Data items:

--*--

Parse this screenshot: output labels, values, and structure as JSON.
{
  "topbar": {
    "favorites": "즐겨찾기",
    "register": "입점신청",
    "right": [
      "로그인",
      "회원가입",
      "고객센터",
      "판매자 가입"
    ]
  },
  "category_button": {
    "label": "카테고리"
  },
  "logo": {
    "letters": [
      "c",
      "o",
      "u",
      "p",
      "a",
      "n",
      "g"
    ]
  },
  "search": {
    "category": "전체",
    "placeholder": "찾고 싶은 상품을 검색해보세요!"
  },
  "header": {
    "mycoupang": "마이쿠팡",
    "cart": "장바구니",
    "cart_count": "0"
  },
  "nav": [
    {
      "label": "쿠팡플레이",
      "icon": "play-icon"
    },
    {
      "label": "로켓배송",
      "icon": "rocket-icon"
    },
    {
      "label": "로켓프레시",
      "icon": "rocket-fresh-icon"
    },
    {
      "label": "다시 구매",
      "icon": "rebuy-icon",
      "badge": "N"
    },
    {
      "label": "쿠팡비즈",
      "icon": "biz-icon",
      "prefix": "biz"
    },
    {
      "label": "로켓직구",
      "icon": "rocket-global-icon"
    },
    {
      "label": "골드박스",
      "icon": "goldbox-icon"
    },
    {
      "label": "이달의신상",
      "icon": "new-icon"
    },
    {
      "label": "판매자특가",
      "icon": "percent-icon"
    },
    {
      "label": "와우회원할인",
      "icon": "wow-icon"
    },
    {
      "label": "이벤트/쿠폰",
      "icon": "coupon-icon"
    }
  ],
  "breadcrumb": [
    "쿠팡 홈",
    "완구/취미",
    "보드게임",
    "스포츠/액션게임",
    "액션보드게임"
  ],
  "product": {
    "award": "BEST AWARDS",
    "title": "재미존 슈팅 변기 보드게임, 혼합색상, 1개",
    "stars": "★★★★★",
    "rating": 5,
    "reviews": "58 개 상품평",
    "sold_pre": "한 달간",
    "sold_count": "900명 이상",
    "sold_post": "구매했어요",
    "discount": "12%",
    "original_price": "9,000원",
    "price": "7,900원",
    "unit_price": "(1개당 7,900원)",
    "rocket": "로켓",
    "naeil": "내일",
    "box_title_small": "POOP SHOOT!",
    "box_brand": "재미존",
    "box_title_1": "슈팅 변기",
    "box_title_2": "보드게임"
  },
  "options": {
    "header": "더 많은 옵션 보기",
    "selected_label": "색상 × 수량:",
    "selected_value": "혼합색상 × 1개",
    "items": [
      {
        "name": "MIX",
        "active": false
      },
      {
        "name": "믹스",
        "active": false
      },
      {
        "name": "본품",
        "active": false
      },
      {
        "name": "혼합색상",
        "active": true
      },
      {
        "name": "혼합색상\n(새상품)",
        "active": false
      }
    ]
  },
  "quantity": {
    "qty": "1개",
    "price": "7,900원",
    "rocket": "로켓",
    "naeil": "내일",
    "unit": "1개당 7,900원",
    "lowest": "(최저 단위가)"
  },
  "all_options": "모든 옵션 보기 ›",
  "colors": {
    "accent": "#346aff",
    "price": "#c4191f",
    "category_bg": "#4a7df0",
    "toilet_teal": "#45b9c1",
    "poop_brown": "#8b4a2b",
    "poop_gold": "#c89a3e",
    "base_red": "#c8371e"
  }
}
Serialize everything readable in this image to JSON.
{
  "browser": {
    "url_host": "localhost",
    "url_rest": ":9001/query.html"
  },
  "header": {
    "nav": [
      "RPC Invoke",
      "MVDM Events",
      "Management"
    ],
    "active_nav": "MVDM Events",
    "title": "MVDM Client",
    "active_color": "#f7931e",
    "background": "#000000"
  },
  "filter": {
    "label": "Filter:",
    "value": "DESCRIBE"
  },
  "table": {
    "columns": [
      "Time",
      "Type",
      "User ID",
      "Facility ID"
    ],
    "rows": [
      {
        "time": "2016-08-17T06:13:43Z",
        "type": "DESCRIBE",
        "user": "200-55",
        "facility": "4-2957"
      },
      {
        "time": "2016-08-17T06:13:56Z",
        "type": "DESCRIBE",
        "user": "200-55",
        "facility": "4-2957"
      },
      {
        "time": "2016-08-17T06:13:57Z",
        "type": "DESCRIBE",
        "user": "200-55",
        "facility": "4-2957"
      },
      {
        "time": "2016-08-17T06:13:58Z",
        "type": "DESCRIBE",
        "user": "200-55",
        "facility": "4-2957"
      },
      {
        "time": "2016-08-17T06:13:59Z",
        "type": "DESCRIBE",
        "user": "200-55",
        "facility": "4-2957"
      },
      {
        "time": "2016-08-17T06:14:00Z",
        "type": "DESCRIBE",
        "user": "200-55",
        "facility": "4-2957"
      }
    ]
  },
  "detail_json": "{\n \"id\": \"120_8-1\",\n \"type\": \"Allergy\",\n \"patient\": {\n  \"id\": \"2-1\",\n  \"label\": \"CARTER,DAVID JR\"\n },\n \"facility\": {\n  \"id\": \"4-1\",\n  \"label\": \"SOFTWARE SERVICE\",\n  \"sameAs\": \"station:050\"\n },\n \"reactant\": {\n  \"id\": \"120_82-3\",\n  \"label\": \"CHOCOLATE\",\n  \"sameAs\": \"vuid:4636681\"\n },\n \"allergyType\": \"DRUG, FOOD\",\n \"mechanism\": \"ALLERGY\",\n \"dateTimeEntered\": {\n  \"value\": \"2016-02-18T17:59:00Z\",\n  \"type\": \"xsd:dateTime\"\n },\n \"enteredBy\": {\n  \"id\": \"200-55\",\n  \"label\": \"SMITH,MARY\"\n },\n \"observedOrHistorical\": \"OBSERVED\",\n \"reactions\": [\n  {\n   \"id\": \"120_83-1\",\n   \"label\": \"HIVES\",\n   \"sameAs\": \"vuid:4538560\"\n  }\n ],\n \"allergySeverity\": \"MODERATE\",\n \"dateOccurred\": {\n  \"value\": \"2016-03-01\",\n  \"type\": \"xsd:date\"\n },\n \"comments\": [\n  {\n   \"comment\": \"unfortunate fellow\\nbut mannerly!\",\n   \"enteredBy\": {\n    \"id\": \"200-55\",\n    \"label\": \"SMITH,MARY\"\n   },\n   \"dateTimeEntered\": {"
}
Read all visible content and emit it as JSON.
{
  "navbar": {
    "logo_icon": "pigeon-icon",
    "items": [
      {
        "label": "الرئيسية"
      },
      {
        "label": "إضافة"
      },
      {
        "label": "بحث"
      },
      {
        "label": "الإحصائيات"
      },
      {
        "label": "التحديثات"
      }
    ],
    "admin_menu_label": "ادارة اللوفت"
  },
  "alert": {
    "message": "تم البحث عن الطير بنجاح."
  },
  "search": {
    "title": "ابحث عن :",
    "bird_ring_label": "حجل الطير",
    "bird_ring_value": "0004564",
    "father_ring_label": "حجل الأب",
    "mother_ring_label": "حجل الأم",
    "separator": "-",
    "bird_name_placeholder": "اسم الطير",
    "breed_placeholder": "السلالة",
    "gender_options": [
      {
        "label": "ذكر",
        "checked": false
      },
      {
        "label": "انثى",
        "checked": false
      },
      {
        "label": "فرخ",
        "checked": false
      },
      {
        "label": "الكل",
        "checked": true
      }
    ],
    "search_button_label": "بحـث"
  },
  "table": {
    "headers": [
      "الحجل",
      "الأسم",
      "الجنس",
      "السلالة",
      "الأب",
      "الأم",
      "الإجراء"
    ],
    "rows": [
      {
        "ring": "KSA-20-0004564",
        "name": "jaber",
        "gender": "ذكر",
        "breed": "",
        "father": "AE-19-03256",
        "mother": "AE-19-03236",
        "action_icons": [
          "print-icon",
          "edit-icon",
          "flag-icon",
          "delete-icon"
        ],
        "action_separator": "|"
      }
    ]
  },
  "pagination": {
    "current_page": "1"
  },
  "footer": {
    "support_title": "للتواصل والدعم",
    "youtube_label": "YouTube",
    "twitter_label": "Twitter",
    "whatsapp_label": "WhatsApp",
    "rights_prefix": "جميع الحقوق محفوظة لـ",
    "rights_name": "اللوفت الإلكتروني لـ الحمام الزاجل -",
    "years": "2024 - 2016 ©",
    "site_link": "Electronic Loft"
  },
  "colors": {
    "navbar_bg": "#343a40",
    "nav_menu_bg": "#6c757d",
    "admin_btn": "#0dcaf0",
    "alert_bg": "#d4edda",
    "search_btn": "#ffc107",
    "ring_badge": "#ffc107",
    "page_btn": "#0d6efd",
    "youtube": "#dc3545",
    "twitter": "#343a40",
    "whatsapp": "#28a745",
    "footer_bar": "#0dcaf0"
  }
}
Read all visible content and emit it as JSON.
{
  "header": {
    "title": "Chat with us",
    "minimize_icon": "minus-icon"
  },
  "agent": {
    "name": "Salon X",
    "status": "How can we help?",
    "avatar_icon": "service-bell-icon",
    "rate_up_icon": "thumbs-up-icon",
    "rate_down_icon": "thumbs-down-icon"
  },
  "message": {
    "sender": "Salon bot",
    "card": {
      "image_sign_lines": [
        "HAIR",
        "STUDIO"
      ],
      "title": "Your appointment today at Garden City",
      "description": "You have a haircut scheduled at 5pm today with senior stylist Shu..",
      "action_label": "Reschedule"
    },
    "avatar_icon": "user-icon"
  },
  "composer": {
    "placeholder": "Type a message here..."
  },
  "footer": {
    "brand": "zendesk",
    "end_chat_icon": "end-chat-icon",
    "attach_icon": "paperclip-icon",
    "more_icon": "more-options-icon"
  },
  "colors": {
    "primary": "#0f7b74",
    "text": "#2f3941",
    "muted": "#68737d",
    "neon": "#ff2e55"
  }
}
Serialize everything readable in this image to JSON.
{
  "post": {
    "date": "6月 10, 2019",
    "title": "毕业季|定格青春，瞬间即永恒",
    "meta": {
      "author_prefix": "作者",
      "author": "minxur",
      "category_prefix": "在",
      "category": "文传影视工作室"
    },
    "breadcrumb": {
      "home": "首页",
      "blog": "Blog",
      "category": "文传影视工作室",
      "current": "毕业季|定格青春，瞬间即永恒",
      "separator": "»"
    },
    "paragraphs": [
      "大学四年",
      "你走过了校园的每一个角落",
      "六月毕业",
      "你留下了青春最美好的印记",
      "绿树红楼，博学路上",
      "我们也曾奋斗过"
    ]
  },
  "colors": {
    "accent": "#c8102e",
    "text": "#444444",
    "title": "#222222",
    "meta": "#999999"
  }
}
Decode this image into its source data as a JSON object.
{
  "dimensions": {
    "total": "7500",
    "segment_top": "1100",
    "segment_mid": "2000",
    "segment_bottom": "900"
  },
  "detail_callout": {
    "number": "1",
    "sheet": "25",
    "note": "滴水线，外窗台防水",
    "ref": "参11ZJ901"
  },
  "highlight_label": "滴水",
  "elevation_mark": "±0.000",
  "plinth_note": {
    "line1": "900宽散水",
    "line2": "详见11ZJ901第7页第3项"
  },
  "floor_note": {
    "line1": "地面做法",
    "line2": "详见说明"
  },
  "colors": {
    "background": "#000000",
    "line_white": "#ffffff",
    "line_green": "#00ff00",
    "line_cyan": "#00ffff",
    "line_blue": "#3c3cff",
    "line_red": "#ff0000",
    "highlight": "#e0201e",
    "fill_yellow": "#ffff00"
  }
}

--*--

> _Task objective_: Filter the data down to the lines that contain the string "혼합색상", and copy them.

> _Task solution_:
    "title": "재미존 슈팅 변기 보드게임, 혼합색상, 1개",
    "selected_value": "혼합색상 × 1개",
        "name": "혼합색상",
        "name": "혼합색상\n(새상품)",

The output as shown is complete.